1911 Encyclopædia Britannica/Kinglake, Alexander William
KINGLAKE, ALEXANDER WILLIAM (1809–1891), English historian and traveller, was born at Taunton on the 5th of August 1809. His father, a successful solicitor, intended his son for a legal career. Kinglake went to Eton and Trinity College, Cambridge, where he matriculated in 1828, being a contemporary and friend of Tennyson and Thackeray. After leaving Cambridge he joined Lincoln’s Inn, and was called to the bar in 1837. While still a student he travelled, in 1835, throughout the East, and the impression made upon him by his experiences was so powerful that he was seized with a desire to record them in literature. Eothen, a sensitive and witty record of impressions keenly felt and remembered, was published in 1844, and enjoyed considerable reputation. In 1854 he went to the Crimea, and was present at the battle of the Alma. During the campaign he made the acquaintance of Lord Raglan, who was so much attracted by his talents that he suggested to Kinglake the plan for an elaborate History of the Crimean War, and placed his private papers at the writer’s disposal. For the rest of his life Kinglake was engaged upon the task of completing this monumental history. Thirty-two years elapsed between its commencement and the publication of the last volume, and eight volumes in all appeared at intervals between 1863 and 1887. Kinglake lived principally in London, and sat in parliament for Bridgwater from 1857 until the disfranchisement of the borough in 1868. He died on the 2nd of January 1891. Kinglake’s life-work, The History of the Crimean War, is in scheme and execution too minute and conscientious to be altogether in proportion, but it is a wonderful example of painstaking and talented industry.
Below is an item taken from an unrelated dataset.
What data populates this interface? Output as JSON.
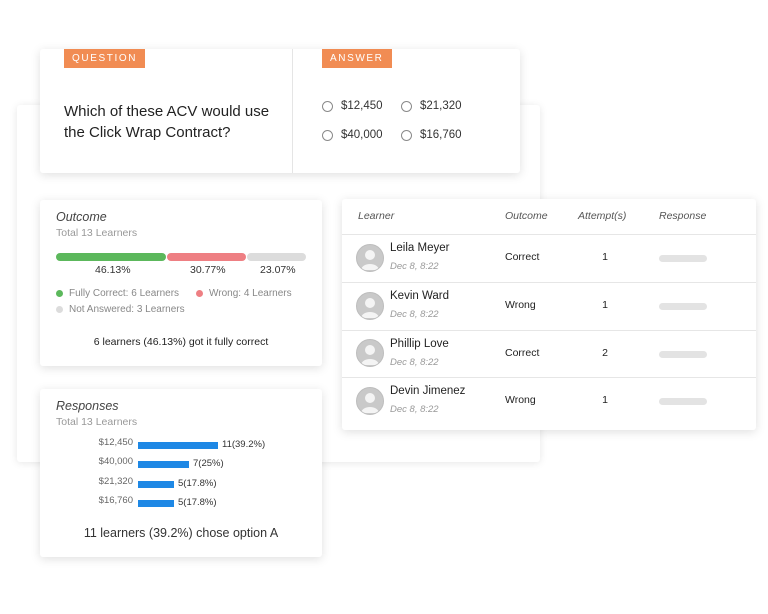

It is not without errors of partisanship, but it shows remarkable skill in the moulding of vast masses of despatches and technical details into an absorbingly interesting narrative; it is illumined by natural descriptions and character-sketches of great fidelity and acumen; and, despite its length, it remains one of the most picturesque, most vivid and most actual pieces of historical narrative in the English language.